As a general rule of thumb, any kind of rug placed onto stairs can be unsafe. The key to keeping your stairs safe if using braided rug stair treads is installing the treads correctly using proper padding and carpet anchors. Once the treads are properly installed, the treads won't go anywhere.
Inspecting the Treads
Before installing treads, it is important that you inspect each individual rug. Look for signs of fraying or loosening at the edges, as this indicates that the tread will have a short life and could pose a tripping risk. Additionally, measure the width of the tread and verify that the entire tread will fit cleanly onto the step. Any overhang also poses a tripping risk.
Rug padding is a non-slip pad placed under each stair tread. The padding has a rubber coating that grips to both the stair and the tread. This grip prevents the tread from moving and pulling on the anchors. This in turn prevents the anchors from coming lose or causing the tread to unravel.
Carpet anchors are tacks that are positioned on both sides of each stair tread to hold the tread permanently in place. The tacks are a type of nail that permanently inserts into the wood of your stairs, so the wood will be slightly damaged. Regardless of the damage, this step is necessary when using braided rug stair treads, as each tread is independent of the rest.

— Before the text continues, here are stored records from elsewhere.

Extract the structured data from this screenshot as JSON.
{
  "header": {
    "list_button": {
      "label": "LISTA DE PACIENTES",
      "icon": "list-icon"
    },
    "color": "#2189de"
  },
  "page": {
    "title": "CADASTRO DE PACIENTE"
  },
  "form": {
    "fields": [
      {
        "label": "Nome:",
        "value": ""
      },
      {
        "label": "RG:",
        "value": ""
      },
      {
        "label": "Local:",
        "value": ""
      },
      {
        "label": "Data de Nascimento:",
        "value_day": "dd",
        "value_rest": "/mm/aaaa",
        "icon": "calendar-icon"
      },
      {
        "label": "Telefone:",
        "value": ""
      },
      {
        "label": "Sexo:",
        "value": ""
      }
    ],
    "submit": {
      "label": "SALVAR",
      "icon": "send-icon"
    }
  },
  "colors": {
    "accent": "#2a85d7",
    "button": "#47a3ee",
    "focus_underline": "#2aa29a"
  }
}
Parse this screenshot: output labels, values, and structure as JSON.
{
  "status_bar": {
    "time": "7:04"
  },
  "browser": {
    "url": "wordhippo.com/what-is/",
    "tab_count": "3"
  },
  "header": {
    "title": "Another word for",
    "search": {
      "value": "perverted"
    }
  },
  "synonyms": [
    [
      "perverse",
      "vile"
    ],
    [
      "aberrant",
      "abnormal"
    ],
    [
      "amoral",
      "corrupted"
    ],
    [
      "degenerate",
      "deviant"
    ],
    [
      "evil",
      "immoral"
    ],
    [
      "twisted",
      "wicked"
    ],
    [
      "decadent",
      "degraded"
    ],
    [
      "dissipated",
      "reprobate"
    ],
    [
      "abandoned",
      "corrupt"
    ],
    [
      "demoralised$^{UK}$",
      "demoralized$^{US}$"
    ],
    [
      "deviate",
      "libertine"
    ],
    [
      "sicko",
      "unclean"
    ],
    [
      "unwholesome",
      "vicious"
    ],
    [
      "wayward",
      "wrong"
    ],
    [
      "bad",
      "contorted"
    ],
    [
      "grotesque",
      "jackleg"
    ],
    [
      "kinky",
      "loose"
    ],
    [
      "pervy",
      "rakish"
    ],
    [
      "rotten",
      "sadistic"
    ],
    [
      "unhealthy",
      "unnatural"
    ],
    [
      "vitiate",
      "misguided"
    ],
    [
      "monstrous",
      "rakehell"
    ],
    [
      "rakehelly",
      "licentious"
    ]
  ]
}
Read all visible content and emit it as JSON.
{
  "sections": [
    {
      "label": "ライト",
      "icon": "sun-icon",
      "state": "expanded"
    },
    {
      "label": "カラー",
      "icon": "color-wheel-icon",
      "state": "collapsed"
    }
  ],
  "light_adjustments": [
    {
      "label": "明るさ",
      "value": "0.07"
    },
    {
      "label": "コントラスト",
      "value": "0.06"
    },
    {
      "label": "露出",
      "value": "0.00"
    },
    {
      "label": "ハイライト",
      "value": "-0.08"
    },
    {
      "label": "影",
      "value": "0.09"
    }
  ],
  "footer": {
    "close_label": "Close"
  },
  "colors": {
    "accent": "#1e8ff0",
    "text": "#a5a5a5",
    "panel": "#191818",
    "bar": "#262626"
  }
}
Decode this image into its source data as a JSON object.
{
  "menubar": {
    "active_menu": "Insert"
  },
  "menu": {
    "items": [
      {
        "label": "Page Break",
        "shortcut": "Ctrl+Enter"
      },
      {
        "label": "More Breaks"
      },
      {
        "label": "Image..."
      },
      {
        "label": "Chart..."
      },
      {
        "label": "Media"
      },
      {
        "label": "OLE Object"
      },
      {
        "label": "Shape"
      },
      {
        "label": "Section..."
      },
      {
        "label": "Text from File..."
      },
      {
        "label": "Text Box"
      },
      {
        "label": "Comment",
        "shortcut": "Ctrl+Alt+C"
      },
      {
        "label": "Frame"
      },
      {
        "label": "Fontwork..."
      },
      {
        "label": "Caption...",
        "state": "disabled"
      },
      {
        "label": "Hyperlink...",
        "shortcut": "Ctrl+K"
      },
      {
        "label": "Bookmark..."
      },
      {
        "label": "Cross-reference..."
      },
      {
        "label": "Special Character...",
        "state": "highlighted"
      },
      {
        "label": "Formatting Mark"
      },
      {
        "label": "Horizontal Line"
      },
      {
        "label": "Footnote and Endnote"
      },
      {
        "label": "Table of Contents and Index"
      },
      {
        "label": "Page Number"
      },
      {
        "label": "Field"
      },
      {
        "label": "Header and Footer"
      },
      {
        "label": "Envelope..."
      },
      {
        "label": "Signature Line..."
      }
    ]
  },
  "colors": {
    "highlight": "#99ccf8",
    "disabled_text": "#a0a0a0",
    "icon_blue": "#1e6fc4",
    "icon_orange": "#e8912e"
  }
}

For those who would rather not use carpet anchors, the alternative is to use a long, solid carpet runner. This type of rug can be installed using carpet dowels secured to the back of each step. The advantage of this route is that the rug is held firmly in place without any damage to the rug or the stairs.